  1. Knowledge of Literature — Nil.
  2. Philosophy — Nil.
  3. Astronomy — Nil.
  4. Politics — Feeble.
  5. Botany — Variable. Well up in belladonna, opium, and poisons generally. Knows nothing of practical gardening.
  6. Anatomy — Practical, but limited. Tells at a glance different soils from each other. After walks has shown me splashes upon his trousers and told me by their colour and consistency in what part of London he had received them.
  7. Chemistry — Profound.
  8. Anatomy — Accurate, but unsystematic.
  9. Sensational Literature.— Immense. He appears to know every detail of every horror perpetrated in the century.
  10. Plays the violin well.
  11. Is an expert singlestick player, boxer, and swordsman.
  12. Has a good practical knowledge of British law.

Holmes’s knowledge of astronomy is so bad that he’s unaware the Earth rotates around the sun. Once he heard that, he told Watson he’d do his best to forget it. The reason? Holmes believed that the brain’s capacity for knowledge was limited. He chose to pick and choose each one of the facts that would be part of his knowledge base. The Earth’s rotation around the sun is not part of his criminal investigation skill-set.


While Holmes has an aversion for women, it is largely agreed upon that he is not homosexual. The aversion is more on mistrust. He was quite taken with the adventuress, Irene Adler (A Scandal in Bohemia) and refers to her as “the woman” – as if she was the entirety of what the sex should aspire to. When it comes to women, he leaves such matters to Watson saying that “the fairer sex is his department.”

As I mentioned, Holmes has a drug issue. We discover this early on in The Sign of Four. His preferred drug is cocaine, but he’s not beyond opium, specifically if a case requires it. Other than that, it is important to know that regardless of his need for drug addiction, he never uses during a case.

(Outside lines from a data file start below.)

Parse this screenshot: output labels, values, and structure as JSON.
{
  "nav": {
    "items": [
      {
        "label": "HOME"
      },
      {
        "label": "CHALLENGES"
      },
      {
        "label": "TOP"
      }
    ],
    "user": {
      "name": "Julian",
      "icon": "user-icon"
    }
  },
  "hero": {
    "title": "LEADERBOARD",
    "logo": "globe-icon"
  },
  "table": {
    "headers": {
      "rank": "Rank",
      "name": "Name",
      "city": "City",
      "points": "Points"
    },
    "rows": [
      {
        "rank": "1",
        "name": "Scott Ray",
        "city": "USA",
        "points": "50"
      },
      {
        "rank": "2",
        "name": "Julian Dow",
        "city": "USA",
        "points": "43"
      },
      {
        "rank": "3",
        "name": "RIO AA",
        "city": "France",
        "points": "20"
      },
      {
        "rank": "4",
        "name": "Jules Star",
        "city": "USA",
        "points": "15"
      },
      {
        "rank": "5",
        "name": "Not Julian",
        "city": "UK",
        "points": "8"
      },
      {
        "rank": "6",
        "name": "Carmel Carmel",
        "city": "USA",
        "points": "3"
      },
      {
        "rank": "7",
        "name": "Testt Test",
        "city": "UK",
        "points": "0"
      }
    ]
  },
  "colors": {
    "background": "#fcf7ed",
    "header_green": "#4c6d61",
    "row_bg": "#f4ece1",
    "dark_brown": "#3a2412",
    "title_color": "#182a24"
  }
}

Conan Doyle would drop bits of information regarding Holmes throughout the short stories like bricks or pieces of a much larger puzzle. Largely, the Holmes character comes from how he reacts in each case rather than what we learn about his past.

There is a bit of physical cast typing for the role. As Watson described him, he is tall, just over six feet, and thin. He has gray, piercing eyes surrounding a sharp aquiline nose. It’s hawk-like. Holmes has a prominent square chin which gives him an air of determination.

And he smokes… a lot. Those viewers who think of Sherlock Holmes as a pipe-smoking recluse only have part of the picture. He smokes cigarettes, too. He keeps his strong shag tobacco in the toe of a Persian slipper near the fireplace.

Actors should read the canon prior to attempting the role. It is not necessary to read all of it. Almost all of the stories are filtered through the romantic eyes of Doctor Watson. Of the canon, there are two stories narrated or written by Holmes himself. The first is The Gloria Scott and the second is The Lion’s Mane. They must read A Study in Scarlet and as well as The Sign of Four. Outside of that, there are only a few critical short stories that should be read. I recommend the Red-Headed League, The Greek Interpreter, A Scandal in Bohemia, and The Final Problem for starters. After that, the actor can read selected works from the short stories to get a better flavor.

Obviously, the more an actor reads, the better his performance will be. The caveat is such intense study was the plight of Jeremy Brett. The character of Holmes through Doyle’s writing only gave him more dimension with each book. The danger is he is so fascinating, the essence of his personality could swallow an actor whole.

Christopher Peruzzi Christopher Peruzzi is a comic book shaman and zombie war survivalist. When our dystopian future falls upon us, Chris will be there preaching in the First Church of Marvel. As a comic book enthusiast for most of his life, Chris has written over 150 articles on geek culture. He does lectures on Superheroes: The New American Mythology and how today’s superheroes are the new pantheon of American Gods. His short story The Undead Rose was published within the zombie anthology, Once Upon An Apocalypse by Chaosium Press. He writes regularly on zombie war preparedness and the Cthulhu mythos. Chris lives in Freehold with his wife and fellow SuperWhoLock fan, Sharon, and both are ready for their first TARDIS trip.